> **Prompt**:
Repeat the listing in full. Nothing may be added or left out.

____

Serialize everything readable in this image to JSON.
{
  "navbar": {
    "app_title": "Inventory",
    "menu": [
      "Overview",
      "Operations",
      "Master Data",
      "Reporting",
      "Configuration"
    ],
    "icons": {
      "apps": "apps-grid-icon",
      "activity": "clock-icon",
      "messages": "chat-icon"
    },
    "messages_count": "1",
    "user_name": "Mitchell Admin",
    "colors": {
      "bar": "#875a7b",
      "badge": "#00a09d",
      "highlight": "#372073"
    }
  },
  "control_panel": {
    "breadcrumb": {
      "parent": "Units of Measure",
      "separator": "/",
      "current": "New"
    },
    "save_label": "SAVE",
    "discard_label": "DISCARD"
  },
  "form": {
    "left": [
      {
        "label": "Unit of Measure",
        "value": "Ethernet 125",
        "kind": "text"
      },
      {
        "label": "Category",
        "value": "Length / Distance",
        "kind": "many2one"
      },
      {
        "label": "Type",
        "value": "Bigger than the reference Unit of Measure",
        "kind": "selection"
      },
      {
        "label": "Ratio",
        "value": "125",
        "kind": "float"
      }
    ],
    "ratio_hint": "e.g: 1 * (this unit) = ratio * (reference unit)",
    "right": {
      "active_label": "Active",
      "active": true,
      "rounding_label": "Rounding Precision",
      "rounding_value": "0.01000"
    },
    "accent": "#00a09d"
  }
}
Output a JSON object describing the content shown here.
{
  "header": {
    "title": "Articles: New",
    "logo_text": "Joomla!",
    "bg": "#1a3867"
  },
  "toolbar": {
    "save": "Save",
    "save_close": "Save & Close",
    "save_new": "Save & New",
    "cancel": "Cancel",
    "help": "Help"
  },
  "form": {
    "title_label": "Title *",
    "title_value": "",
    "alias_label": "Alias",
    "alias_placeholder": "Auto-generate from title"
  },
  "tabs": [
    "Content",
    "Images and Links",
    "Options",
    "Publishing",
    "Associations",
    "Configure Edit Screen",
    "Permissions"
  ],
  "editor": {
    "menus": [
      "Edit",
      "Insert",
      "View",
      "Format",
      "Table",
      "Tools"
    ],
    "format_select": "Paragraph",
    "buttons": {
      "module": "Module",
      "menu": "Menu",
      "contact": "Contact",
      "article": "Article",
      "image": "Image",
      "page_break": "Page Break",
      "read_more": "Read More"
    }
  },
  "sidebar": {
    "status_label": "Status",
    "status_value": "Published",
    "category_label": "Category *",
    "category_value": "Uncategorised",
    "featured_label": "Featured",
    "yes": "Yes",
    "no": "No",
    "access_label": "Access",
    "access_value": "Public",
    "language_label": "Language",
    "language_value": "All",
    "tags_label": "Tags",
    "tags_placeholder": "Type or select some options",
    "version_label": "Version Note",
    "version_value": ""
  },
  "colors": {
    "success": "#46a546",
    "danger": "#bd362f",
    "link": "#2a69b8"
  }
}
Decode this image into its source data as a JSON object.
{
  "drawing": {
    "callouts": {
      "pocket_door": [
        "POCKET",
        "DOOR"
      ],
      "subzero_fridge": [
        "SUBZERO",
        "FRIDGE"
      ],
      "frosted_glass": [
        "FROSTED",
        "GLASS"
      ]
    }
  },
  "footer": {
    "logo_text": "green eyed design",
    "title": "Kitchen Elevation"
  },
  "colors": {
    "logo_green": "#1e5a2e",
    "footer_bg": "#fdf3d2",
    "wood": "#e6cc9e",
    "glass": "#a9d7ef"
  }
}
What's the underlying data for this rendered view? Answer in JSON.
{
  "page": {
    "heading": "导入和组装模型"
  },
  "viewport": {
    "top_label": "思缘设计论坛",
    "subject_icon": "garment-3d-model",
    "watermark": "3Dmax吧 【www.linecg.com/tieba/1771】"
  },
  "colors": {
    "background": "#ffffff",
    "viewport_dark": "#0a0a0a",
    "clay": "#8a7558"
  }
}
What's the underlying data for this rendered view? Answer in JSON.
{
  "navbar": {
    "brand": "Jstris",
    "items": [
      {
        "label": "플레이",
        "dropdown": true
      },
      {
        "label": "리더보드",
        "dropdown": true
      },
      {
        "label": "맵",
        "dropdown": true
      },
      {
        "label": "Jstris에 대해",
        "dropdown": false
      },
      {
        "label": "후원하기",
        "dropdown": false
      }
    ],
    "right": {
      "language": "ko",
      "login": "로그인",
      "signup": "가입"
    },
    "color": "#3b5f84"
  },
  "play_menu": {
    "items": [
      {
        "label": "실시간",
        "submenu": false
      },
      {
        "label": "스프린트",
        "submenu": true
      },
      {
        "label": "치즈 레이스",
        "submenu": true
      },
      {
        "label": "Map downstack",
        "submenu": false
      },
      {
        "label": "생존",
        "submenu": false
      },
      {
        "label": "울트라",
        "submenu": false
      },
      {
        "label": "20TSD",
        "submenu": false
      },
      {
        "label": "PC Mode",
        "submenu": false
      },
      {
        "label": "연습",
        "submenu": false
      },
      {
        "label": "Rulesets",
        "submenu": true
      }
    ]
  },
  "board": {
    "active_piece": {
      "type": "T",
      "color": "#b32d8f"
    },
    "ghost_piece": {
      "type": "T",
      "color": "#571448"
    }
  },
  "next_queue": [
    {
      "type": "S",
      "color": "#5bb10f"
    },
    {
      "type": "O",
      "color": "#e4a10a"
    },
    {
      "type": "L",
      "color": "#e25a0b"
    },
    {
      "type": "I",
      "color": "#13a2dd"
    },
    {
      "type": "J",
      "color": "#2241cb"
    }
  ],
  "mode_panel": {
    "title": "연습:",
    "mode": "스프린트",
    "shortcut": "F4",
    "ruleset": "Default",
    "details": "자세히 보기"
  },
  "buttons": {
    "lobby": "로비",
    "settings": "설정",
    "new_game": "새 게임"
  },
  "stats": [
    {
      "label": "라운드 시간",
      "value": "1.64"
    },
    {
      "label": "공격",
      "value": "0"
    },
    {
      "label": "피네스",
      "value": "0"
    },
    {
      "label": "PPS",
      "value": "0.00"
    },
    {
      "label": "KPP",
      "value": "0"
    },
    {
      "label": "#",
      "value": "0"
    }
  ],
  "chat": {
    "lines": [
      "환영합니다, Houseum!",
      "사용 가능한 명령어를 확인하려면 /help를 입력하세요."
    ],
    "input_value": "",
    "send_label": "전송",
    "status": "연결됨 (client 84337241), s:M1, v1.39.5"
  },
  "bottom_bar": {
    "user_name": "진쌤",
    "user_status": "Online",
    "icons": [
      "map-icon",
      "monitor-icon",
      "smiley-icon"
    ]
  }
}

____

> **Answer to this problem**:
Serialize everything readable in this image to JSON.
{
  "navbar": {
    "app_title": "Inventory",
    "menu": [
      "Overview",
      "Operations",
      "Master Data",
      "Reporting",
      "Configuration"
    ],
    "icons": {
      "apps": "apps-grid-icon",
      "activity": "clock-icon",
      "messages": "chat-icon"
    },
    "messages_count": "1",
    "user_name": "Mitchell Admin",
    "colors": {
      "bar": "#875a7b",
      "badge": "#00a09d",
      "highlight": "#372073"
    }
  },
  "control_panel": {
    "breadcrumb": {
      "parent": "Units of Measure",
      "separator": "/",
      "current": "New"
    },
    "save_label": "SAVE",
    "discard_label": "DISCARD"
  },
  "form": {
    "left": [
      {
        "label": "Unit of Measure",
        "value": "Ethernet 125",
        "kind": "text"
      },
      {
        "label": "Category",
        "value": "Length / Distance",
        "kind": "many2one"
      },
      {
        "label": "Type",
        "value": "Bigger than the reference Unit of Measure",
        "kind": "selection"
      },
      {
        "label": "Ratio",
        "value": "125",
        "kind": "float"
      }
    ],
    "ratio_hint": "e.g: 1 * (this unit) = ratio * (reference unit)",
    "right": {
      "active_label": "Active",
      "active": true,
      "rounding_label": "Rounding Precision",
      "rounding_value": "0.01000"
    },
    "accent": "#00a09d"
  }
}
Output a JSON object describing the content shown here.
{
  "header": {
    "title": "Articles: New",
    "logo_text": "Joomla!",
    "bg": "#1a3867"
  },
  "toolbar": {
    "save": "Save",
    "save_close": "Save & Close",
    "save_new": "Save & New",
    "cancel": "Cancel",
    "help": "Help"
  },
  "form": {
    "title_label": "Title *",
    "title_value": "",
    "alias_label": "Alias",
    "alias_placeholder": "Auto-generate from title"
  },
  "tabs": [
    "Content",
    "Images and Links",
    "Options",
    "Publishing",
    "Associations",
    "Configure Edit Screen",
    "Permissions"
  ],
  "editor": {
    "menus": [
      "Edit",
      "Insert",
      "View",
      "Format",
      "Table",
      "Tools"
    ],
    "format_select": "Paragraph",
    "buttons": {
      "module": "Module",
      "menu": "Menu",
      "contact": "Contact",
      "article": "Article",
      "image": "Image",
      "page_break": "Page Break",
      "read_more": "Read More"
    }
  },
  "sidebar": {
    "status_label": "Status",
    "status_value": "Published",
    "category_label": "Category *",
    "category_value": "Uncategorised",
    "featured_label": "Featured",
    "yes": "Yes",
    "no": "No",
    "access_label": "Access",
    "access_value": "Public",
    "language_label": "Language",
    "language_value": "All",
    "tags_label": "Tags",
    "tags_placeholder": "Type or select some options",
    "version_label": "Version Note",
    "version_value": ""
  },
  "colors": {
    "success": "#46a546",
    "danger": "#bd362f",
    "link": "#2a69b8"
  }
}
Decode this image into its source data as a JSON object.
{
  "drawing": {
    "callouts": {
      "pocket_door": [
        "POCKET",
        "DOOR"
      ],
      "subzero_fridge": [
        "SUBZERO",
        "FRIDGE"
      ],
      "frosted_glass": [
        "FROSTED",
        "GLASS"
      ]
    }
  },
  "footer": {
    "logo_text": "green eyed design",
    "title": "Kitchen Elevation"
  },
  "colors": {
    "logo_green": "#1e5a2e",
    "footer_bg": "#fdf3d2",
    "wood": "#e6cc9e",
    "glass": "#a9d7ef"
  }
}
What's the underlying data for this rendered view? Answer in JSON.
{
  "page": {
    "heading": "导入和组装模型"
  },
  "viewport": {
    "top_label": "思缘设计论坛",
    "subject_icon": "garment-3d-model",
    "watermark": "3Dmax吧 【www.linecg.com/tieba/1771】"
  },
  "colors": {
    "background": "#ffffff",
    "viewport_dark": "#0a0a0a",
    "clay": "#8a7558"
  }
}
What's the underlying data for this rendered view? Answer in JSON.
{
  "navbar": {
    "brand": "Jstris",
    "items": [
      {
        "label": "플레이",
        "dropdown": true
      },
      {
        "label": "리더보드",
        "dropdown": true
      },
      {
        "label": "맵",
        "dropdown": true
      },
      {
        "label": "Jstris에 대해",
        "dropdown": false
      },
      {
        "label": "후원하기",
        "dropdown": false
      }
    ],
    "right": {
      "language": "ko",
      "login": "로그인",
      "signup": "가입"
    },
    "color": "#3b5f84"
  },
  "play_menu": {
    "items": [
      {
        "label": "실시간",
        "submenu": false
      },
      {
        "label": "스프린트",
        "submenu": true
      },
      {
        "label": "치즈 레이스",
        "submenu": true
      },
      {
        "label": "Map downstack",
        "submenu": false
      },
      {
        "label": "생존",
        "submenu": false
      },
      {
        "label": "울트라",
        "submenu": false
      },
      {
        "label": "20TSD",
        "submenu": false
      },
      {
        "label": "PC Mode",
        "submenu": false
      },
      {
        "label": "연습",
        "submenu": false
      },
      {
        "label": "Rulesets",
        "submenu": true
      }
    ]
  },
  "board": {
    "active_piece": {
      "type": "T",
      "color": "#b32d8f"
    },
    "ghost_piece": {
      "type": "T",
      "color": "#571448"
    }
  },
  "next_queue": [
    {
      "type": "S",
      "color": "#5bb10f"
    },
    {
      "type": "O",
      "color": "#e4a10a"
    },
    {
      "type": "L",
      "color": "#e25a0b"
    },
    {
      "type": "I",
      "color": "#13a2dd"
    },
    {
      "type": "J",
      "color": "#2241cb"
    }
  ],
  "mode_panel": {
    "title": "연습:",
    "mode": "스프린트",
    "shortcut": "F4",
    "ruleset": "Default",
    "details": "자세히 보기"
  },
  "buttons": {
    "lobby": "로비",
    "settings": "설정",
    "new_game": "새 게임"
  },
  "stats": [
    {
      "label": "라운드 시간",
      "value": "1.64"
    },
    {
      "label": "공격",
      "value": "0"
    },
    {
      "label": "피네스",
      "value": "0"
    },
    {
      "label": "PPS",
      "value": "0.00"
    },
    {
      "label": "KPP",
      "value": "0"
    },
    {
      "label": "#",
      "value": "0"
    }
  ],
  "chat": {
    "lines": [
      "환영합니다, Houseum!",
      "사용 가능한 명령어를 확인하려면 /help를 입력하세요."
    ],
    "input_value": "",
    "send_label": "전송",
    "status": "연결됨 (client 84337241), s:M1, v1.39.5"
  },
  "bottom_bar": {
    "user_name": "진쌤",
    "user_status": "Online",
    "icons": [
      "map-icon",
      "monitor-icon",
      "smiley-icon"
    ]
  }
}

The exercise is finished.